** Work order **
Line by line, output the data that follows exactly as written.
*** Opening Data extracts ***
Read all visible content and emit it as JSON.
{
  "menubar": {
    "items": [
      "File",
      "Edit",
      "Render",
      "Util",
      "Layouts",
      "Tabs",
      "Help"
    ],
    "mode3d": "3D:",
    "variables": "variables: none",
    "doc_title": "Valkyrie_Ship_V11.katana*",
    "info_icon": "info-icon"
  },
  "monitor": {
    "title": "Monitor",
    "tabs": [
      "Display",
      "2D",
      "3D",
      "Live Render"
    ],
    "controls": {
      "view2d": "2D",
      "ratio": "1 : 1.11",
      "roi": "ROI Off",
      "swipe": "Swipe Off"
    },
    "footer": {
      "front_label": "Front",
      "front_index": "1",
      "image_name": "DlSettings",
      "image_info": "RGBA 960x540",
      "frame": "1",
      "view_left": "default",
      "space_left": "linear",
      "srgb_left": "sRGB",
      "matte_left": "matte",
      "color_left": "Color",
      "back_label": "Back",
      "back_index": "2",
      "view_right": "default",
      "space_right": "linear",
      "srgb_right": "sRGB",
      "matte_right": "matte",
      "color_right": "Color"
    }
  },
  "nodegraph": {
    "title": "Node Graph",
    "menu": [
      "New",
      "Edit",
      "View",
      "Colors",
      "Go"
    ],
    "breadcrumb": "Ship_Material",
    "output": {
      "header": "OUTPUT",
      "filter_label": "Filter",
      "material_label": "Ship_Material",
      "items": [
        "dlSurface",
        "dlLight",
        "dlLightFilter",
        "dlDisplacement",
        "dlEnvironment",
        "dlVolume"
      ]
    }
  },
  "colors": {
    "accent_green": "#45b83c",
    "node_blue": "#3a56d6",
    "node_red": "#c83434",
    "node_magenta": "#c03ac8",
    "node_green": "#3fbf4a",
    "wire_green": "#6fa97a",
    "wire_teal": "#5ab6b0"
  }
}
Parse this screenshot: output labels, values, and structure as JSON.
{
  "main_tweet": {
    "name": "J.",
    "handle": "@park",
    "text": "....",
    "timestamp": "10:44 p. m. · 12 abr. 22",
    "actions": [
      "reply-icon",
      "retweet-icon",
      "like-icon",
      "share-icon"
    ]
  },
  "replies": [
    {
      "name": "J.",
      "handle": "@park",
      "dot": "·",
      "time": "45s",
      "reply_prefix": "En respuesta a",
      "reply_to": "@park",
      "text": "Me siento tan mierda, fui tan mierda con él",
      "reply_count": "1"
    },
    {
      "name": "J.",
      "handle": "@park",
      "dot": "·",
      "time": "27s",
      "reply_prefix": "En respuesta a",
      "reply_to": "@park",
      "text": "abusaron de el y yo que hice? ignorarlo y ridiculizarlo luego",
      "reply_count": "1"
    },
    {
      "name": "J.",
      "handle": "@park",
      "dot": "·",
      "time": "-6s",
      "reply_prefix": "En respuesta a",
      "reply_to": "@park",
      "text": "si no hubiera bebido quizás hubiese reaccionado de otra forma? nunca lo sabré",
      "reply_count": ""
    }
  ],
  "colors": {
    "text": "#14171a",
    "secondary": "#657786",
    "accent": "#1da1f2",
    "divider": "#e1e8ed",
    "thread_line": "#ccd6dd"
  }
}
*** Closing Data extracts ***
** Solution for this exercise **
Read all visible content and emit it as JSON.
{
  "menubar": {
    "items": [
      "File",
      "Edit",
      "Render",
      "Util",
      "Layouts",
      "Tabs",
      "Help"
    ],
    "mode3d": "3D:",
    "variables": "variables: none",
    "doc_title": "Valkyrie_Ship_V11.katana*",
    "info_icon": "info-icon"
  },
  "monitor": {
    "title": "Monitor",
    "tabs": [
      "Display",
      "2D",
      "3D",
      "Live Render"
    ],
    "controls": {
      "view2d": "2D",
      "ratio": "1 : 1.11",
      "roi": "ROI Off",
      "swipe": "Swipe Off"
    },
    "footer": {
      "front_label": "Front",
      "front_index": "1",
      "image_name": "DlSettings",
      "image_info": "RGBA 960x540",
      "frame": "1",
      "view_left": "default",
      "space_left": "linear",
      "srgb_left": "sRGB",
      "matte_left": "matte",
      "color_left": "Color",
      "back_label": "Back",
      "back_index": "2",
      "view_right": "default",
      "space_right": "linear",
      "srgb_right": "sRGB",
      "matte_right": "matte",
      "color_right": "Color"
    }
  },
  "nodegraph": {
    "title": "Node Graph",
    "menu": [
      "New",
      "Edit",
      "View",
      "Colors",
      "Go"
    ],
    "breadcrumb": "Ship_Material",
    "output": {
      "header": "OUTPUT",
      "filter_label": "Filter",
      "material_label": "Ship_Material",
      "items": [
        "dlSurface",
        "dlLight",
        "dlLightFilter",
        "dlDisplacement",
        "dlEnvironment",
        "dlVolume"
      ]
    }
  },
  "colors": {
    "accent_green": "#45b83c",
    "node_blue": "#3a56d6",
    "node_red": "#c83434",
    "node_magenta": "#c03ac8",
    "node_green": "#3fbf4a",
    "wire_green": "#6fa97a",
    "wire_teal": "#5ab6b0"
  }
}
Parse this screenshot: output labels, values, and structure as JSON.
{
  "main_tweet": {
    "name": "J.",
    "handle": "@park",
    "text": "....",
    "timestamp": "10:44 p. m. · 12 abr. 22",
    "actions": [
      "reply-icon",
      "retweet-icon",
      "like-icon",
      "share-icon"
    ]
  },
  "replies": [
    {
      "name": "J.",
      "handle": "@park",
      "dot": "·",
      "time": "45s",
      "reply_prefix": "En respuesta a",
      "reply_to": "@park",
      "text": "Me siento tan mierda, fui tan mierda con él",
      "reply_count": "1"
    },
    {
      "name": "J.",
      "handle": "@park",
      "dot": "·",
      "time": "27s",
      "reply_prefix": "En respuesta a",
      "reply_to": "@park",
      "text": "abusaron de el y yo que hice? ignorarlo y ridiculizarlo luego",
      "reply_count": "1"
    },
    {
      "name": "J.",
      "handle": "@park",
      "dot": "·",
      "time": "-6s",
      "reply_prefix": "En respuesta a",
      "reply_to": "@park",
      "text": "si no hubiera bebido quizás hubiese reaccionado de otra forma? nunca lo sabré",
      "reply_count": ""
    }
  ],
  "colors": {
    "text": "#14171a",
    "secondary": "#657786",
    "accent": "#1da1f2",
    "divider": "#e1e8ed",
    "thread_line": "#ccd6dd"
  }
}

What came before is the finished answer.